Nuculinary In The News & Other Happenings
Here you will find our news clippings and other intersting bits.

Making sushi at home
For Mother's Day, q13Fox's Kaci Aitchison invited Naomi and her Mom to demonstrate how to roll your own sushi.

Naomi, Kaci and Matsu

Video 1: Naomi shows Kaci the art of seasoning sushi rice.
http://www.q13fox.com/videobeta/7d0195bb-5a58-4e7a-b394-30ca8538c769/News/KACI-SUSHI-MAKING

Video 2: Naomi teaches Kaci how to make California rolls.
http://www.q13fox.com/videobeta/dfae592e-3fd6-48c1-98c3-3b393d9d4560/News/KACI-SUSHI-MAKING

Video 3: Kaci gets an "A" in sushi rolling from Matsu (Naomi's mom).
http://www.q13fox.com/videobeta/cf6facd5-3a9b-49d5-9e03-8fd920821f02/News/KACI-SUSHI-MAKING

Why so corny?"
Chef Jeremy McLachlan

Naomi is featured on Chef Jeremy MacLachlan's Seattle Radio show, Eat, Drink, and Be Happier. They discuss shopping at the farmers market, women who grill, & the infamous high fructose corn syrup. Play the July 17th interview by clicking here.

 

As seen in Frommer's 2010 Seattle Guide:
If you'd like to hone your Asian-cooking skills, take a class with NuCulinary.

 

Articles and Reviews:
Chef Seattle

7 Quick Tips to Become a Sushi Snob

Sushi Class at Uwajimaya

 

NuCulinary - Bring global diversity into your everyday cooking
Naomi

Have you ever gotten lost at Uwajimaya wondering what to buy, staring at unfamiliar seasonings and funny shaped vegetables?
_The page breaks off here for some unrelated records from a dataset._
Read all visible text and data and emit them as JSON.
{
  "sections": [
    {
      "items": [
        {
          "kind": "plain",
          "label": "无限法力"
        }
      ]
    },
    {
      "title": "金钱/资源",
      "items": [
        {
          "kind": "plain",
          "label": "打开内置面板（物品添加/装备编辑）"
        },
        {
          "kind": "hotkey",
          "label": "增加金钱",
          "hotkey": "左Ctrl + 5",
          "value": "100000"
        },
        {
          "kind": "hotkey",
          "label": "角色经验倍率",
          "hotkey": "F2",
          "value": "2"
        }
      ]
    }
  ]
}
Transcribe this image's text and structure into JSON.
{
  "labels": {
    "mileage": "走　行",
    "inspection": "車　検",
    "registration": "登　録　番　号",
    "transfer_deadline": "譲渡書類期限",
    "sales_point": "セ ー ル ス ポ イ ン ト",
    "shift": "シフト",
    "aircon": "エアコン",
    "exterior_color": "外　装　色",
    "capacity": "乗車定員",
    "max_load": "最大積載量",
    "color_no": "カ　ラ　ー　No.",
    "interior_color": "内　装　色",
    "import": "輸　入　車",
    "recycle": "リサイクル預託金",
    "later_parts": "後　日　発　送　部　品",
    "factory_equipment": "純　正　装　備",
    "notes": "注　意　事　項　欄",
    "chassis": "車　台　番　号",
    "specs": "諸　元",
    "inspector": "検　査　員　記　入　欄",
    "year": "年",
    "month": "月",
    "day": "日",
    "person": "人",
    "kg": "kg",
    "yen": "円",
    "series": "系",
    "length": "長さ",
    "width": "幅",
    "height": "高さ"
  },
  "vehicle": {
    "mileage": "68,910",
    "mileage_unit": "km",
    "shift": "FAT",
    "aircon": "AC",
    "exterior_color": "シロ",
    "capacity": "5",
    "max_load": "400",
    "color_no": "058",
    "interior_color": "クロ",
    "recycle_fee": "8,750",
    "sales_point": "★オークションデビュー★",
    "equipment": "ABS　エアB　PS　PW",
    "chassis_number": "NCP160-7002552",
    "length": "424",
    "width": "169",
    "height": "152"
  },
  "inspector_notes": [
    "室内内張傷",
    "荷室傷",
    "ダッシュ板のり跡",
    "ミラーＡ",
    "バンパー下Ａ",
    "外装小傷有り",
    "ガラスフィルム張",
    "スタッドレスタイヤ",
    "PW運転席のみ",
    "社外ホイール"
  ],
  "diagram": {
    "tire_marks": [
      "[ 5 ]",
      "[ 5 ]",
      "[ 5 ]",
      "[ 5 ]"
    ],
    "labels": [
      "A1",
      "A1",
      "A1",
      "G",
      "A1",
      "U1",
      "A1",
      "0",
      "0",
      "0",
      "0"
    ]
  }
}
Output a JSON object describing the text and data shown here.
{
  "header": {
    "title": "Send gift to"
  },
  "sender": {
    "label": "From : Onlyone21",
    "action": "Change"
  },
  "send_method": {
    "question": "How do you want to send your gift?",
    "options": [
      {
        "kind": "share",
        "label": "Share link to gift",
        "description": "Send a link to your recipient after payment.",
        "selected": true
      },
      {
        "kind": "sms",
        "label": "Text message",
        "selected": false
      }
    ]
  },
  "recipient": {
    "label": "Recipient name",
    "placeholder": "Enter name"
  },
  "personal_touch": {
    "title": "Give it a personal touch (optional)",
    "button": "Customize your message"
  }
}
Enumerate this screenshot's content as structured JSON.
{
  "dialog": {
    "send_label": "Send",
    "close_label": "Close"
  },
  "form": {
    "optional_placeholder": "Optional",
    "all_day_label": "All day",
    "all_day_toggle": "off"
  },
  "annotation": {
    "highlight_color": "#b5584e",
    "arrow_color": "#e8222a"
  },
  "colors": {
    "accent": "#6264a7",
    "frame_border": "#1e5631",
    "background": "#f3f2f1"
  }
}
For those people who want to begin cooking Asian dishes but don’t know how to get started, NuCulinary offers great practical cooking classes at the Bellevue and Renton Uwajimaya stores and NVC Memorial Hall. NuCulinary President Naomi Kakiuchi was born and grew up in Seattle with her big Asian family.  After graduating Washington State University with a degree in nutrition and dietetics, she worked in the food sales business where she realized that she wanted to teach others the joys of cooking. Click here for the complete article.

 

PSBJ-Aug08

O-Shogatsu: An Auspicious New Year’s Feast
By Ellen Bhang

We all love auspicious beginnings. O-Shogatsu, the Japanese New Year, provides the perfect occasion to wish family and friends longevity, good health, and prosperity. What better way to ring in the New Year than with the traditional foods known as osechi ryori? Click here to learn the background and significance of soul-satisfying ozoni, sweet-savory tatsukuri, and glistening kuromame...